The thunderstorm that rolled across the tip of the Keweenaw in the middle of the night.

Night soon turned to twilight and the sun soon cracked the horizon. It was a calm and peaceful morning. Around 7:00 am runners have to decide if their tired bodies can handle another quick lap. When the clock read 8:00 am the race was over. This year we used the Class Room (which is part of the Lodge’s Education Center) as the indoor staging area for the event. The group gathered inside to review the results and award the winners of the 24 hour event. Kurt Johnson completed a monster run and set a new course record of 24 laps (that’s an average of 1 lap per hour) covering 88.32 miles. Team Twinkle Toes took home the medal for 24 hour 4-person team with 26 laps covering 95.68miles

The 24 hour solo results were as follows:

  1. Kurt Johnson: 24 Laps / 88.32 miles (course record)
  2. Isaac Kangas: 17 Laps / 62.52 miles (1:10am)
  3. Jack Johnson: 17 Laps / 62.52 miles (1:48am)

The 24 hour team (4 persons) results were as follows:

  1. Team Twinkle Toes – 26 total laps / 95.68 miles
    Richard Budek: 7 Laps / 25.76 miles
    Sunil Shrestha: 7 Laps / 25.76 miles
    Ashley Shrestha: 6 Laps / 22.08 miles
    Trisha Lightfoot: 6 Laps/ 22.08 miles
  2. Team Run Around – KML – 13 Laps / 47.84 miles
    John Mueller: 4 Laps / 14.72 Miles
    Chris Guibert: 4 Laps / 14.72 Miles
    Amy Oestreich: 3 Laps / 11.04 Miles
    Martin Mueller: 2 Laps / 7.36 Miles
24 hour solo runner Kurt Johnson sets the course with 24 Laps totaling 88.32 miles.
Team Twinkle Toes celebrates their victory.

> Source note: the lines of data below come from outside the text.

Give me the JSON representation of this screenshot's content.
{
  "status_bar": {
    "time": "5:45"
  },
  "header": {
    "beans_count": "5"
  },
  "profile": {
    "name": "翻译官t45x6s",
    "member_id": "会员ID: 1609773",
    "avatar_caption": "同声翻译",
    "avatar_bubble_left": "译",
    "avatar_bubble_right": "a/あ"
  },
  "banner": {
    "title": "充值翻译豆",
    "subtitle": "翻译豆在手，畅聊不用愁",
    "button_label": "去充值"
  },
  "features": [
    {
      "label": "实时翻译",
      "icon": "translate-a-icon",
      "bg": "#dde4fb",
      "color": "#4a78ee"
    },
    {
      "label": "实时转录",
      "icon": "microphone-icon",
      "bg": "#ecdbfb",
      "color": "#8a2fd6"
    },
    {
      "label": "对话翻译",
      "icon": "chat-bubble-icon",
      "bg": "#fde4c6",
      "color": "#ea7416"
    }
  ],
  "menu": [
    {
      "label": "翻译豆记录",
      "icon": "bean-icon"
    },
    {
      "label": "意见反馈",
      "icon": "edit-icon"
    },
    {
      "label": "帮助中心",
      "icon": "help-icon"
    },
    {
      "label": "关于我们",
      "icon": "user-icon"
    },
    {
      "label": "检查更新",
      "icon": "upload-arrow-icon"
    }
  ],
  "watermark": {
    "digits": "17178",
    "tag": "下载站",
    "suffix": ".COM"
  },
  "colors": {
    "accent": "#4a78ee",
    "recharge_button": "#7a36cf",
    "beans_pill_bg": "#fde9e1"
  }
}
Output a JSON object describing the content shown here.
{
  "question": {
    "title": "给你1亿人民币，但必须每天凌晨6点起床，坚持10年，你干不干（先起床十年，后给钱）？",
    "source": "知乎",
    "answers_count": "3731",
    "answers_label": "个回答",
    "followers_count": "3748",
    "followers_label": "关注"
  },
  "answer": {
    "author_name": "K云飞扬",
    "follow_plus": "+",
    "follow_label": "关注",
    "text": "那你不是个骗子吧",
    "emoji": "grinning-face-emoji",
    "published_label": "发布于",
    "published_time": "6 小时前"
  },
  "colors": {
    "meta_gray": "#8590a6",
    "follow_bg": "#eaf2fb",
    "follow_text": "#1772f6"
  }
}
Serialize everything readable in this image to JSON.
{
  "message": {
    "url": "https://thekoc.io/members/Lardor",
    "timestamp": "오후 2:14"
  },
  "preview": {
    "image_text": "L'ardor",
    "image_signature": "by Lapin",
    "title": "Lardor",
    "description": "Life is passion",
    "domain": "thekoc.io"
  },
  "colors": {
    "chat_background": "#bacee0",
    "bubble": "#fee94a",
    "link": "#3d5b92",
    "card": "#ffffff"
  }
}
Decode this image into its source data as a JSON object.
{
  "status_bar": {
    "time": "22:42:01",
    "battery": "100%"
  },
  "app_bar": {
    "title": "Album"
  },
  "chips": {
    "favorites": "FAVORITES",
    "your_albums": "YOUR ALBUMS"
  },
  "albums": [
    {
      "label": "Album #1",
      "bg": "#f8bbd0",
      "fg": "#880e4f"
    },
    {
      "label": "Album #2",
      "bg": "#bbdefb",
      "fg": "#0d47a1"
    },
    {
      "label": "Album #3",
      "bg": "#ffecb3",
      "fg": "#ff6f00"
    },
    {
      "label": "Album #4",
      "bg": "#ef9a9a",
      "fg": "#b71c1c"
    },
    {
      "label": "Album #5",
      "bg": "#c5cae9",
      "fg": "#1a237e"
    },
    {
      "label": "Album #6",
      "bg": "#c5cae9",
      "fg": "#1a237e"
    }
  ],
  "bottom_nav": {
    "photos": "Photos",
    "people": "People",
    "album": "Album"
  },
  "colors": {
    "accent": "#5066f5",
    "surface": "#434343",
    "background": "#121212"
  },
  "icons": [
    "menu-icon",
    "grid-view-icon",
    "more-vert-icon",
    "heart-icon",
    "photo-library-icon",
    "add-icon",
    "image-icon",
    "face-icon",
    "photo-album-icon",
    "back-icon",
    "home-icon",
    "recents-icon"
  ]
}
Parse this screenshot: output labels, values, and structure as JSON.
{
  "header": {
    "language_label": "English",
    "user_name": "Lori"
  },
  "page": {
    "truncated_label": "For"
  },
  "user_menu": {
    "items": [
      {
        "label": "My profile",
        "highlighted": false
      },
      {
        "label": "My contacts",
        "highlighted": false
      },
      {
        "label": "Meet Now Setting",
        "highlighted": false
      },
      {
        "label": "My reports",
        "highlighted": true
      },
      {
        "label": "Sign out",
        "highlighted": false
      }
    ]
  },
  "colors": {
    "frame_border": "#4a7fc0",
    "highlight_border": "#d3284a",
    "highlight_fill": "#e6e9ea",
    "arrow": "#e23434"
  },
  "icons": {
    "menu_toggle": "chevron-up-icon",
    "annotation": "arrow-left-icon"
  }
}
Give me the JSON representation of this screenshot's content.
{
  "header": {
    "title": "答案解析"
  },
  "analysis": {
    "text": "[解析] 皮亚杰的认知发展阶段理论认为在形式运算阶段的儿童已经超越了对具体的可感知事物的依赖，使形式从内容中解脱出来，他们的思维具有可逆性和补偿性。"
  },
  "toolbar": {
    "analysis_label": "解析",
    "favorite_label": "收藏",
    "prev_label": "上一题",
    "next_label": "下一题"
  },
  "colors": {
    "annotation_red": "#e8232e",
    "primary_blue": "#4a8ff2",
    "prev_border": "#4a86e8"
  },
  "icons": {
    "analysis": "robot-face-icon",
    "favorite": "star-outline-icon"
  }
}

This event is about achieving personal or team goals and having fun. That might be to run one lap or 24 laps, everyone’s goals are different. Yes – there are medals awarded in different categories, however most people participate to challenge themselves and to enjoy a day and/or night of running the trails around the Lodge. We encourage all runners, no matter what your skill level is to come out and enjoy a fun, joyous and adventuresome run while connecting with nature.

Back 9 Endurance runners make their way around the course.
A fun, joyous and adventuresome day.
A runner is immersed in the Northwoods that surrounds the Keweenaw Mountain Lodge.

Interesting Note: People trail run for many reasons; exercise, personal challenges and getting out in nature are just a few. Some runners seek the elusive “runner’s high”, however studies show that most will not achieve one. During a run your body releases hormones called endorphins which can help prevent muscle pain, however they do not produce a “runners high” as popular culture suggests. Learn more from David J. Linden’s article, The Truth Behind ‘Runner’s High’ and Other Mental Benefits of Running, where he elaborates on this topic.

Last modified on June 16th, 2024 at 4:20 pm